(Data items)
——————

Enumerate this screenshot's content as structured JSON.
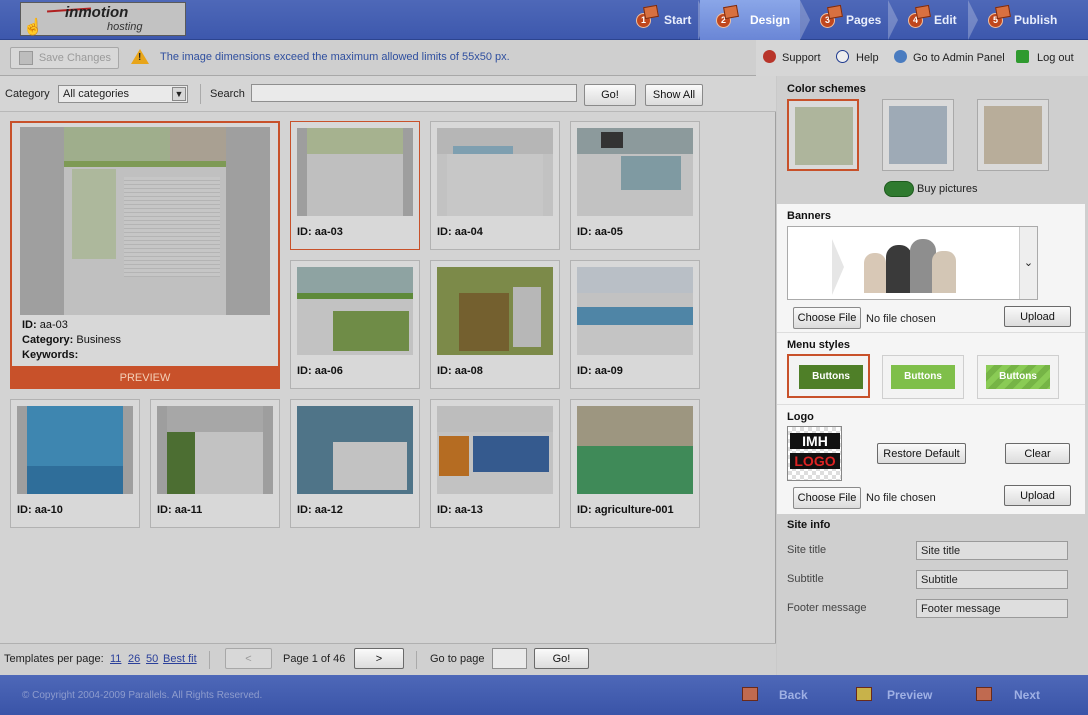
{
  "header": {
    "logo_text": "inmotion",
    "logo_sub": "hosting",
    "steps": [
      {
        "num": "1",
        "label": "Start"
      },
      {
        "num": "2",
        "label": "Design"
      },
      {
        "num": "3",
        "label": "Pages"
      },
      {
        "num": "4",
        "label": "Edit"
      },
      {
        "num": "5",
        "label": "Publish"
      }
    ]
  },
  "toolbar": {
    "save_label": "Save Changes",
    "warning": "The image dimensions exceed the maximum allowed limits of 55x50 px.",
    "support": "Support",
    "help": "Help",
    "admin": "Go to Admin Panel",
    "logout": "Log out"
  },
  "filter": {
    "category_label": "Category",
    "category_value": "All categories",
    "search_label": "Search",
    "search_value": "",
    "go_label": "Go!",
    "show_all_label": "Show All"
  },
  "big_card": {
    "id_label": "ID:",
    "id": "aa-03",
    "category_label": "Category:",
    "category": "Business",
    "keywords_label": "Keywords:",
    "preview_label": "PREVIEW"
  },
  "templates": [
    {
      "id": "ID: aa-03"
    },
    {
      "id": "ID: aa-04"
    },
    {
      "id": "ID: aa-05"
    },
    {
      "id": "ID: aa-06"
    },
    {
      "id": "ID: aa-08"
    },
    {
      "id": "ID: aa-09"
    },
    {
      "id": "ID: aa-10"
    },
    {
      "id": "ID: aa-11"
    },
    {
      "id": "ID: aa-12"
    },
    {
      "id": "ID: aa-13"
    },
    {
      "id": "ID: agriculture-001"
    }
  ],
  "right": {
    "color_schemes_title": "Color schemes",
    "buy_pictures": "Buy pictures",
    "banners_title": "Banners",
    "choose_file": "Choose File",
    "no_file": "No file chosen",
    "upload": "Upload",
    "menu_styles_title": "Menu styles",
    "menu_button_label": "Buttons",
    "logo_title": "Logo",
    "logo_line1": "IMH",
    "logo_line2": "LOGO",
    "restore_default": "Restore Default",
    "clear": "Clear",
    "site_info_title": "Site info",
    "site_title_label": "Site title",
    "site_title_value": "Site title",
    "subtitle_label": "Subtitle",
    "subtitle_value": "Subtitle",
    "footer_label": "Footer message",
    "footer_value": "Footer message"
  },
  "pager": {
    "per_page_label": "Templates per page:",
    "opt1": "11",
    "opt2": "26",
    "opt3": "50",
    "best_fit": "Best fit",
    "prev": "<",
    "page_text": "Page 1 of 46",
    "next": ">",
    "goto_label": "Go to page",
    "goto_value": "",
    "go_label": "Go!"
  },
  "footer": {
    "copyright": "© Copyright 2004-2009 Parallels. All Rights Reserved.",
    "back": "Back",
    "preview": "Preview",
    "next": "Next"
  },
  "colors": {
    "header": "#3d58ad",
    "accent": "#c8512a",
    "link": "#2a3f9a"
  }
}
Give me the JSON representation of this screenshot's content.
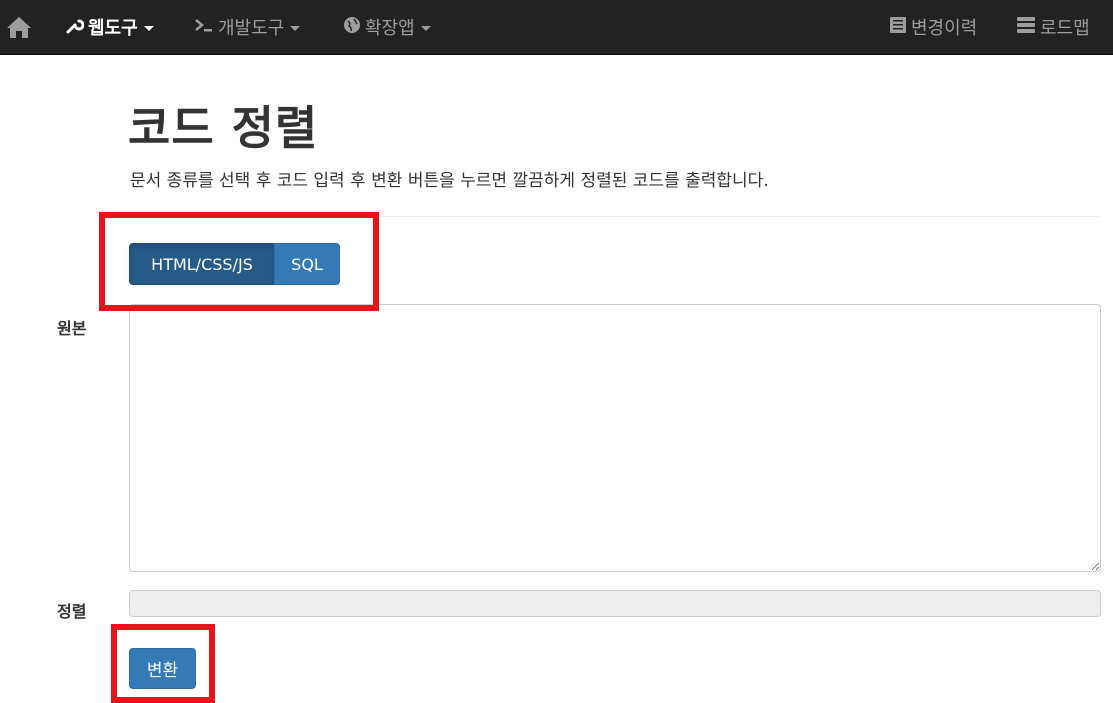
{
  "navbar": {
    "home_icon": "home-icon",
    "web_tools": "웹도구",
    "dev_tools": "개발도구",
    "ext_apps": "확장앱",
    "change_log": "변경이력",
    "roadmap": "로드맵"
  },
  "page": {
    "title": "코드 정렬",
    "description": "문서 종류를 선택 후 코드 입력 후 변환 버튼을 누르면 깔끔하게 정렬된 코드를 출력합니다."
  },
  "type_selector": {
    "options": [
      "HTML/CSS/JS",
      "SQL"
    ],
    "selected": "HTML/CSS/JS"
  },
  "form": {
    "original_label": "원본",
    "original_value": "",
    "result_label": "정렬",
    "result_value": "",
    "convert_button": "변환"
  },
  "colors": {
    "navbar_bg": "#222222",
    "primary": "#337ab7",
    "primary_active": "#265a88",
    "highlight": "#e8141c"
  }
}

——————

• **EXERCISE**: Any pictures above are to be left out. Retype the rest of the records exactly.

• **OUTPUT OF THE EXERCISE**:
Enumerate this screenshot's content as structured JSON.
{
  "header": {
    "logo_text": "inmotion",
    "logo_sub": "hosting",
    "steps": [
      {
        "num": "1",
        "label": "Start"
      },
      {
        "num": "2",
        "label": "Design"
      },
      {
        "num": "3",
        "label": "Pages"
      },
      {
        "num": "4",
        "label": "Edit"
      },
      {
        "num": "5",
        "label": "Publish"
      }
    ]
  },
  "toolbar": {
    "save_label": "Save Changes",
    "warning": "The image dimensions exceed the maximum allowed limits of 55x50 px.",
    "support": "Support",
    "help": "Help",
    "admin": "Go to Admin Panel",
    "logout": "Log out"
  },
  "filter": {
    "category_label": "Category",
    "category_value": "All categories",
    "search_label": "Search",
    "search_value": "",
    "go_label": "Go!",
    "show_all_label": "Show All"
  },
  "big_card": {
    "id_label": "ID:",
    "id": "aa-03",
    "category_label": "Category:",
    "category": "Business",
    "keywords_label": "Keywords:",
    "preview_label": "PREVIEW"
  },
  "templates": [
    {
      "id": "ID: aa-03"
    },
    {
      "id": "ID: aa-04"
    },
    {
      "id": "ID: aa-05"
    },
    {
      "id": "ID: aa-06"
    },
    {
      "id": "ID: aa-08"
    },
    {
      "id": "ID: aa-09"
    },
    {
      "id": "ID: aa-10"
    },
    {
      "id": "ID: aa-11"
    },
    {
      "id": "ID: aa-12"
    },
    {
      "id": "ID: aa-13"
    },
    {
      "id": "ID: agriculture-001"
    }
  ],
  "right": {
    "color_schemes_title": "Color schemes",
    "buy_pictures": "Buy pictures",
    "banners_title": "Banners",
    "choose_file": "Choose File",
    "no_file": "No file chosen",
    "upload": "Upload",
    "menu_styles_title": "Menu styles",
    "menu_button_label": "Buttons",
    "logo_title": "Logo",
    "logo_line1": "IMH",
    "logo_line2": "LOGO",
    "restore_default": "Restore Default",
    "clear": "Clear",
    "site_info_title": "Site info",
    "site_title_label": "Site title",
    "site_title_value": "Site title",
    "subtitle_label": "Subtitle",
    "subtitle_value": "Subtitle",
    "footer_label": "Footer message",
    "footer_value": "Footer message"
  },
  "pager": {
    "per_page_label": "Templates per page:",
    "opt1": "11",
    "opt2": "26",
    "opt3": "50",
    "best_fit": "Best fit",
    "prev": "<",
    "page_text": "Page 1 of 46",
    "next": ">",
    "goto_label": "Go to page",
    "goto_value": "",
    "go_label": "Go!"
  },
  "footer": {
    "copyright": "© Copyright 2004-2009 Parallels. All Rights Reserved.",
    "back": "Back",
    "preview": "Preview",
    "next": "Next"
  },
  "colors": {
    "header": "#3d58ad",
    "accent": "#c8512a",
    "link": "#2a3f9a"
  }
}
Give me the JSON representation of this screenshot's content.
{
  "navbar": {
    "home_icon": "home-icon",
    "web_tools": "웹도구",
    "dev_tools": "개발도구",
    "ext_apps": "확장앱",
    "change_log": "변경이력",
    "roadmap": "로드맵"
  },
  "page": {
    "title": "코드 정렬",
    "description": "문서 종류를 선택 후 코드 입력 후 변환 버튼을 누르면 깔끔하게 정렬된 코드를 출력합니다."
  },
  "type_selector": {
    "options": [
      "HTML/CSS/JS",
      "SQL"
    ],
    "selected": "HTML/CSS/JS"
  },
  "form": {
    "original_label": "원본",
    "original_value": "",
    "result_label": "정렬",
    "result_value": "",
    "convert_button": "변환"
  },
  "colors": {
    "navbar_bg": "#222222",
    "primary": "#337ab7",
    "primary_active": "#265a88",
    "highlight": "#e8141c"
  }
}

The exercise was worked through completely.